SAN FRANCISCO -- IT departments trying to meet the needs of employees shouldn't look for a technology solution. Instead, they need to adopt a user-first mentality.
Instead of thinking about consumerization-based problems from a technology standpoint, organizations must re-imagine the way things are done, said Gary Hamel, a business consultant, during his keynote at the
Organizational changes that put the end user first was a topic of many of the sessions led by IT pros who deal with the impact of consumer technologies in the enterprise.
For many, it was a lesson learned the hard way.
Starz Entertainment, a premium cable channel based in Denver, focused too heavily on the logical, engineering side of deploying smartphones and tablets, and didn'tthink too much about the employees actually using the new devices.
"Once we gave someone an iPad and assumed they knew how to use it, and two hours later we got a call to the help desk asking us how to turn it on," said Judy Batenburg, Starz's vice president of IT infrastructure, during one session. "It was eye-opening for us."
As a result, Starz ensured that training and education were a big component of its tablet strategy going forward.
Shifting to thinking about the user first, however, can bring challenges of its own, such as providing cost-effective technology to a set of users who have various levels of experience.
"We have to rein in the folks that use the latest and greatest at home, because they always want to do more with what we give them, and they push us to do more," said Paul Gustafson, head of IT at Domtar Paper Co. LLC, a paper manufacturer based in Greenville, N.C. "But on the other end there are employees that aren't tech-savvy.

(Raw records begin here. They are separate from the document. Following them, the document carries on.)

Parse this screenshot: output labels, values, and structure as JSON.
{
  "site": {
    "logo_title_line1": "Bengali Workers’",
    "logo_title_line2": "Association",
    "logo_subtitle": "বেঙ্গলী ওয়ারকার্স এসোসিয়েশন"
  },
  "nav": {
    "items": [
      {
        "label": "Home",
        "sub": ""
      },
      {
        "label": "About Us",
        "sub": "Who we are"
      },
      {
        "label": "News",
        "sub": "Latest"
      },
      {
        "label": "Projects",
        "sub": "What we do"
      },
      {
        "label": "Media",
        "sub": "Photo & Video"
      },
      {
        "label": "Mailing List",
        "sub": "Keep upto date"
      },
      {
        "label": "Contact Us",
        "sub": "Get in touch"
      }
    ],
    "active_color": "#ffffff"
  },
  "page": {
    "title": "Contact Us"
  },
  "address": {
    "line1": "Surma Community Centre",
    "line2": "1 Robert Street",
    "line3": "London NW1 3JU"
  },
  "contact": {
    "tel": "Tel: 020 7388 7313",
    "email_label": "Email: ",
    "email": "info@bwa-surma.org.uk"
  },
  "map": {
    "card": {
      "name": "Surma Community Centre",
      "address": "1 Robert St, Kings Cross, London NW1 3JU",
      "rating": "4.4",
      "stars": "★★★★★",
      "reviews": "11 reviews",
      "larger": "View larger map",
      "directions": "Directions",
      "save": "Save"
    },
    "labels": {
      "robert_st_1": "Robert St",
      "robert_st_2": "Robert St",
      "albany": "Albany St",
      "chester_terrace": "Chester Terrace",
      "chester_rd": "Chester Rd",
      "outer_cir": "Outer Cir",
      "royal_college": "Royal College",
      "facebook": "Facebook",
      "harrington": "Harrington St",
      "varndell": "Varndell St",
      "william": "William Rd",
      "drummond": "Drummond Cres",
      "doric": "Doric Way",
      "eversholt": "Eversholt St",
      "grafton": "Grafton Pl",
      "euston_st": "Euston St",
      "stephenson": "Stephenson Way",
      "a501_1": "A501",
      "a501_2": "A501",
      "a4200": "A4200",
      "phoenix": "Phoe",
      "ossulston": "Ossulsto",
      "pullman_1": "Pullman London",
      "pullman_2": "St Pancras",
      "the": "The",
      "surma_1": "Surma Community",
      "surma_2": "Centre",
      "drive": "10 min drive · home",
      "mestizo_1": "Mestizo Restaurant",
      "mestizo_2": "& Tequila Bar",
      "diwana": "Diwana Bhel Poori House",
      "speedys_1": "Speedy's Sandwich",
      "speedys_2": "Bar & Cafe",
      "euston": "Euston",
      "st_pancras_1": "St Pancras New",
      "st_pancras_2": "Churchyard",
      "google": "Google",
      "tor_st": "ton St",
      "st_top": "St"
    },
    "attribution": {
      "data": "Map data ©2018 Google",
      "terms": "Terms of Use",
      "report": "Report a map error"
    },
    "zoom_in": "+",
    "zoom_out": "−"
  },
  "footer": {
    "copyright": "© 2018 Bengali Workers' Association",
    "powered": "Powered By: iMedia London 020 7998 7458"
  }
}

We can't spoon-feed them with help and training and things like that, because they now have a device that requires them to be more proactive in using it."
User feedback drives app strategies
A user-first mentality as the first strategy to combat consumerization also applies for companies deploying business data to consumer apps.
WellPoint Inc., a managed health care provider based in Indianapolis, acknowledged they have always been good at crunching big data but weren't competent at building consumer-facing applications.
The company's first mobile application, released last December, was widely panned by its user base. "It was very humbling," said Rickey Tang, WellPoint's chief technology officer. "The feedback on the app store wasn't very positive."
Rather than cut its losses, WellPoint focused on what it did well, partnered with companies where it was weak, and relied on customer feedback to deliver mobile applications its users would benefit from. Indeed, IT needs to understand business user needs before deploying a new technology.
"There's no such thing as a technology project," said Steve Damadeo, IT operations manager at a global industrial automation and pneumatics manufacturer based in Long Island, N.Y. "There are business projects that use technology, but technology changes quickly, so you need to have options."
That's the approach Damadeo took when he deployed 500 tablets at his organization. While the majority of those tablets are Apple Inc.'s iPad, the company has also tested Microsoft's Surface Pro. His stance is that the best service and device delivered is the one that enables users to get their job done efficiently.
"We don't ask [people] enough, 'What do you want to do?'" Damadeo said.